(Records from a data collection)
Start of Block

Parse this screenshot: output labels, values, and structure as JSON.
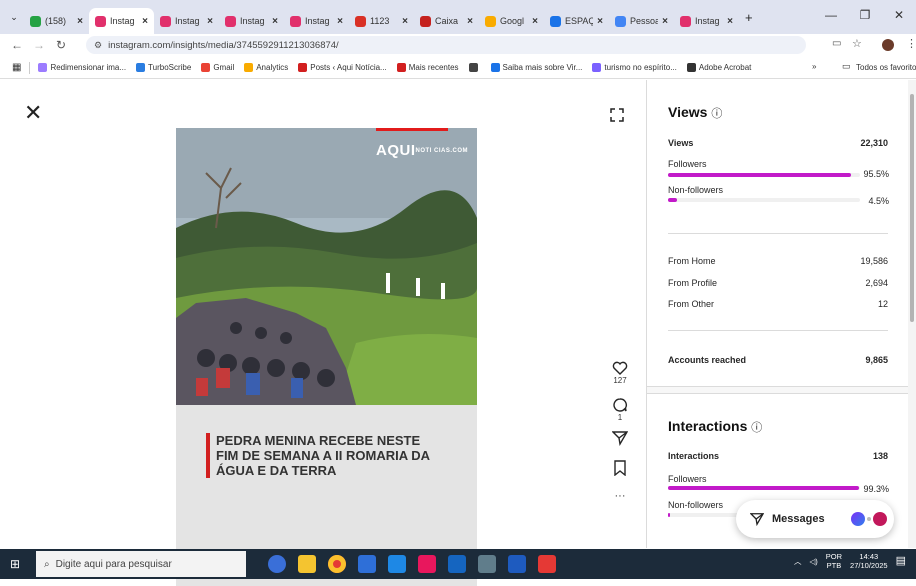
{
  "browser": {
    "tabs": [
      {
        "label": "(158)",
        "color": "#25a244"
      },
      {
        "label": "Instag",
        "color": "#e1306c",
        "active": true
      },
      {
        "label": "Instag",
        "color": "#e1306c"
      },
      {
        "label": "Instag",
        "color": "#e1306c"
      },
      {
        "label": "Instag",
        "color": "#e1306c"
      },
      {
        "label": "1123",
        "color": "#d93025"
      },
      {
        "label": "Caixa",
        "color": "#c5221f"
      },
      {
        "label": "Googl",
        "color": "#f9ab00"
      },
      {
        "label": "ESPAÇ",
        "color": "#1a73e8"
      },
      {
        "label": "Pessoa",
        "color": "#4285f4"
      },
      {
        "label": "Instag",
        "color": "#e1306c"
      }
    ],
    "tab_close": "×",
    "new_tab": "+",
    "url": "instagram.com/insights/media/3745592911213036874/",
    "bookmarks": [
      {
        "label": "Redimensionar ima...",
        "color": "#9c7cff"
      },
      {
        "label": "TurboScribe",
        "color": "#2a7de1"
      },
      {
        "label": "Gmail",
        "color": "#ea4335"
      },
      {
        "label": "Analytics",
        "color": "#f9ab00"
      },
      {
        "label": "Posts ‹ Aqui Notícia...",
        "color": "#d21f1f"
      },
      {
        "label": "Mais recentes",
        "color": "#d21f1f"
      },
      {
        "label": "",
        "color": "#444"
      },
      {
        "label": "Saiba mais sobre Vir...",
        "color": "#1a73e8"
      },
      {
        "label": "turismo no espírito...",
        "color": "#7b61ff"
      },
      {
        "label": "Adobe Acrobat",
        "color": "#333"
      }
    ],
    "bookmarks_more": "»",
    "bookmarks_all": "Todos os favoritos"
  },
  "post": {
    "logo_main": "AQUI",
    "logo_small": "NOTI CIAS.COM",
    "headline": "PEDRA MENINA RECEBE NESTE FIM DE SEMANA A II ROMARIA DA ÁGUA E DA TERRA",
    "likes": "127",
    "comments": "1",
    "more": "···"
  },
  "insights": {
    "views_title": "Views",
    "views": {
      "label": "Views",
      "value": "22,310"
    },
    "followers": {
      "label": "Followers",
      "pct": "95.5%",
      "frac": 0.955
    },
    "non_followers": {
      "label": "Non-followers",
      "pct": "4.5%",
      "frac": 0.045
    },
    "from_home": {
      "label": "From Home",
      "value": "19,586"
    },
    "from_profile": {
      "label": "From Profile",
      "value": "2,694"
    },
    "from_other": {
      "label": "From Other",
      "value": "12"
    },
    "accounts_reached": {
      "label": "Accounts reached",
      "value": "9,865"
    },
    "interactions_title": "Interactions",
    "interactions": {
      "label": "Interactions",
      "value": "138"
    },
    "int_followers": {
      "label": "Followers",
      "pct": "99.3%",
      "frac": 0.993
    },
    "int_non_followers": {
      "label": "Non-followers",
      "frac": 0.007
    },
    "accent": "#c21ac9"
  },
  "messages": {
    "label": "Messages"
  },
  "taskbar": {
    "search_placeholder": "Digite aqui para pesquisar",
    "lang1": "POR",
    "lang2": "PTB",
    "time": "14:43",
    "date": "27/10/2025"
  }
}
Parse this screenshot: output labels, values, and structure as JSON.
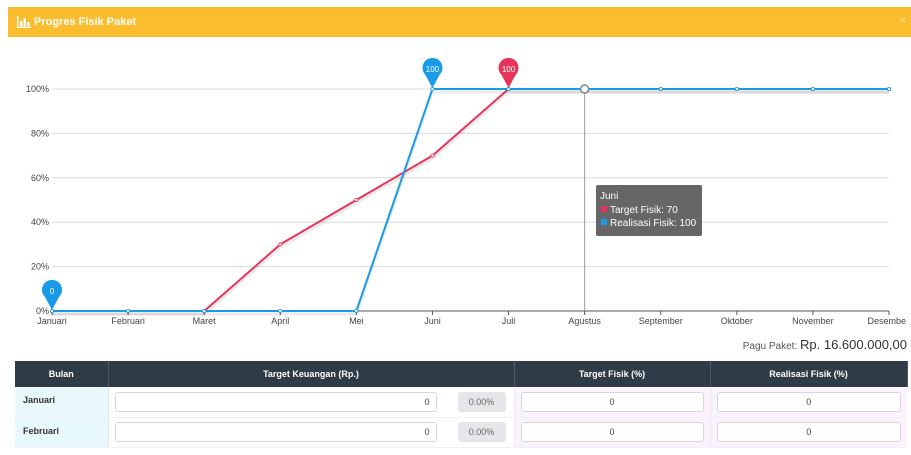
{
  "modal": {
    "title": "Progres Fisik Paket",
    "close": "×"
  },
  "colors": {
    "header": "#fbbd2e",
    "target": "#e8345a",
    "realisasi": "#1a9bea",
    "table_header": "#2f3b46"
  },
  "chart_data": {
    "type": "line",
    "categories": [
      "Januari",
      "Februari",
      "Maret",
      "April",
      "Mei",
      "Juni",
      "Juli",
      "Agustus",
      "September",
      "Oktober",
      "November",
      "Desember"
    ],
    "category_labels": [
      "Januari",
      "Februari",
      "Maret",
      "April",
      "Mei",
      "Juni",
      "Juli",
      "Agustus",
      "September",
      "Oktober",
      "November",
      "Desembe"
    ],
    "y_ticks": [
      "0%",
      "20%",
      "40%",
      "60%",
      "80%",
      "100%"
    ],
    "ylim": [
      0,
      100
    ],
    "grid": true,
    "series": [
      {
        "name": "Target Fisik",
        "color": "#e8345a",
        "values": [
          0,
          0,
          0,
          30,
          50,
          70,
          100,
          100,
          100,
          100,
          100,
          100
        ]
      },
      {
        "name": "Realisasi Fisik",
        "color": "#1a9bea",
        "values": [
          0,
          0,
          0,
          0,
          0,
          100,
          100,
          100,
          100,
          100,
          100,
          100
        ]
      }
    ],
    "markers": [
      {
        "series": 1,
        "index": 0,
        "label": "0"
      },
      {
        "series": 1,
        "index": 5,
        "label": "100"
      },
      {
        "series": 0,
        "index": 6,
        "label": "100"
      }
    ],
    "crosshair_index": 7,
    "tooltip": {
      "title": "Juni",
      "lines": [
        "Target Fisik: 70",
        "Realisasi Fisik: 100"
      ]
    }
  },
  "pagu": {
    "label": "Pagu Paket:",
    "value": "Rp. 16.600.000,00"
  },
  "table": {
    "headers": [
      "Bulan",
      "Target Keuangan (Rp.)",
      "Target Fisik (%)",
      "Realisasi Fisik (%)"
    ],
    "rows": [
      {
        "bulan": "Januari",
        "keuangan": "0",
        "persen": "0.00%",
        "target_fisik": "0",
        "realisasi_fisik": "0"
      },
      {
        "bulan": "Februari",
        "keuangan": "0",
        "persen": "0.00%",
        "target_fisik": "0",
        "realisasi_fisik": "0"
      }
    ]
  }
}
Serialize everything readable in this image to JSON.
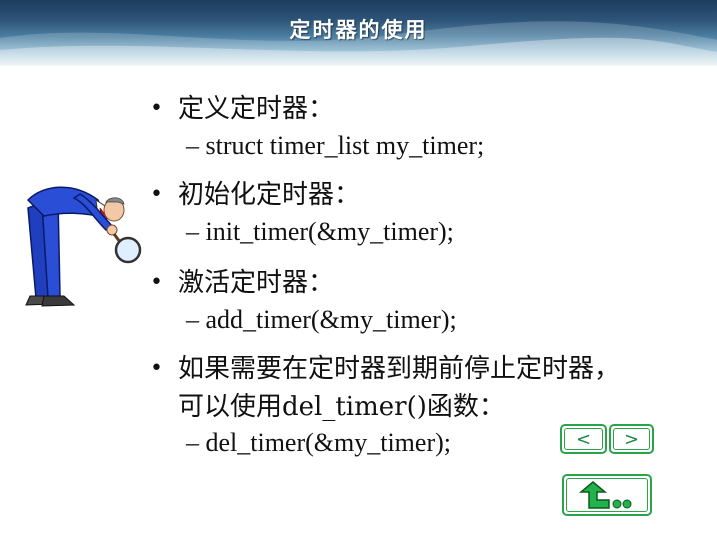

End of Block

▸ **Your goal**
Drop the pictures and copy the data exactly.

▸ **Output for this exercise**
Parse this screenshot: output labels, values, and structure as JSON.
{
  "browser": {
    "tabs": [
      {
        "label": "(158)",
        "color": "#25a244"
      },
      {
        "label": "Instag",
        "color": "#e1306c",
        "active": true
      },
      {
        "label": "Instag",
        "color": "#e1306c"
      },
      {
        "label": "Instag",
        "color": "#e1306c"
      },
      {
        "label": "Instag",
        "color": "#e1306c"
      },
      {
        "label": "1123",
        "color": "#d93025"
      },
      {
        "label": "Caixa",
        "color": "#c5221f"
      },
      {
        "label": "Googl",
        "color": "#f9ab00"
      },
      {
        "label": "ESPAÇ",
        "color": "#1a73e8"
      },
      {
        "label": "Pessoa",
        "color": "#4285f4"
      },
      {
        "label": "Instag",
        "color": "#e1306c"
      }
    ],
    "tab_close": "×",
    "new_tab": "+",
    "url": "instagram.com/insights/media/3745592911213036874/",
    "bookmarks": [
      {
        "label": "Redimensionar ima...",
        "color": "#9c7cff"
      },
      {
        "label": "TurboScribe",
        "color": "#2a7de1"
      },
      {
        "label": "Gmail",
        "color": "#ea4335"
      },
      {
        "label": "Analytics",
        "color": "#f9ab00"
      },
      {
        "label": "Posts ‹ Aqui Notícia...",
        "color": "#d21f1f"
      },
      {
        "label": "Mais recentes",
        "color": "#d21f1f"
      },
      {
        "label": "",
        "color": "#444"
      },
      {
        "label": "Saiba mais sobre Vir...",
        "color": "#1a73e8"
      },
      {
        "label": "turismo no espírito...",
        "color": "#7b61ff"
      },
      {
        "label": "Adobe Acrobat",
        "color": "#333"
      }
    ],
    "bookmarks_more": "»",
    "bookmarks_all": "Todos os favoritos"
  },
  "post": {
    "logo_main": "AQUI",
    "logo_small": "NOTI CIAS.COM",
    "headline": "PEDRA MENINA RECEBE NESTE FIM DE SEMANA A II ROMARIA DA ÁGUA E DA TERRA",
    "likes": "127",
    "comments": "1",
    "more": "···"
  },
  "insights": {
    "views_title": "Views",
    "views": {
      "label": "Views",
      "value": "22,310"
    },
    "followers": {
      "label": "Followers",
      "pct": "95.5%",
      "frac": 0.955
    },
    "non_followers": {
      "label": "Non-followers",
      "pct": "4.5%",
      "frac": 0.045
    },
    "from_home": {
      "label": "From Home",
      "value": "19,586"
    },
    "from_profile": {
      "label": "From Profile",
      "value": "2,694"
    },
    "from_other": {
      "label": "From Other",
      "value": "12"
    },
    "accounts_reached": {
      "label": "Accounts reached",
      "value": "9,865"
    },
    "interactions_title": "Interactions",
    "interactions": {
      "label": "Interactions",
      "value": "138"
    },
    "int_followers": {
      "label": "Followers",
      "pct": "99.3%",
      "frac": 0.993
    },
    "int_non_followers": {
      "label": "Non-followers",
      "frac": 0.007
    },
    "accent": "#c21ac9"
  },
  "messages": {
    "label": "Messages"
  },
  "taskbar": {
    "search_placeholder": "Digite aqui para pesquisar",
    "lang1": "POR",
    "lang2": "PTB",
    "time": "14:43",
    "date": "27/10/2025"
  }
}
Parse this screenshot: output labels, values, and structure as JSON.
{
  "modal": {
    "title": "Progres Fisik Paket",
    "close": "×"
  },
  "colors": {
    "header": "#fbbd2e",
    "target": "#e8345a",
    "realisasi": "#1a9bea",
    "table_header": "#2f3b46"
  },
  "chart_data": {
    "type": "line",
    "categories": [
      "Januari",
      "Februari",
      "Maret",
      "April",
      "Mei",
      "Juni",
      "Juli",
      "Agustus",
      "September",
      "Oktober",
      "November",
      "Desember"
    ],
    "category_labels": [
      "Januari",
      "Februari",
      "Maret",
      "April",
      "Mei",
      "Juni",
      "Juli",
      "Agustus",
      "September",
      "Oktober",
      "November",
      "Desembe"
    ],
    "y_ticks": [
      "0%",
      "20%",
      "40%",
      "60%",
      "80%",
      "100%"
    ],
    "ylim": [
      0,
      100
    ],
    "grid": true,
    "series": [
      {
        "name": "Target Fisik",
        "color": "#e8345a",
        "values": [
          0,
          0,
          0,
          30,
          50,
          70,
          100,
          100,
          100,
          100,
          100,
          100
        ]
      },
      {
        "name": "Realisasi Fisik",
        "color": "#1a9bea",
        "values": [
          0,
          0,
          0,
          0,
          0,
          100,
          100,
          100,
          100,
          100,
          100,
          100
        ]
      }
    ],
    "markers": [
      {
        "series": 1,
        "index": 0,
        "label": "0"
      },
      {
        "series": 1,
        "index": 5,
        "label": "100"
      },
      {
        "series": 0,
        "index": 6,
        "label": "100"
      }
    ],
    "crosshair_index": 7,
    "tooltip": {
      "title": "Juni",
      "lines": [
        "Target Fisik: 70",
        "Realisasi Fisik: 100"
      ]
    }
  },
  "pagu": {
    "label": "Pagu Paket:",
    "value": "Rp. 16.600.000,00"
  },
  "table": {
    "headers": [
      "Bulan",
      "Target Keuangan (Rp.)",
      "Target Fisik (%)",
      "Realisasi Fisik (%)"
    ],
    "rows": [
      {
        "bulan": "Januari",
        "keuangan": "0",
        "persen": "0.00%",
        "target_fisik": "0",
        "realisasi_fisik": "0"
      },
      {
        "bulan": "Februari",
        "keuangan": "0",
        "persen": "0.00%",
        "target_fisik": "0",
        "realisasi_fisik": "0"
      }
    ]
  }
}
Serialize everything readable in this image to JSON.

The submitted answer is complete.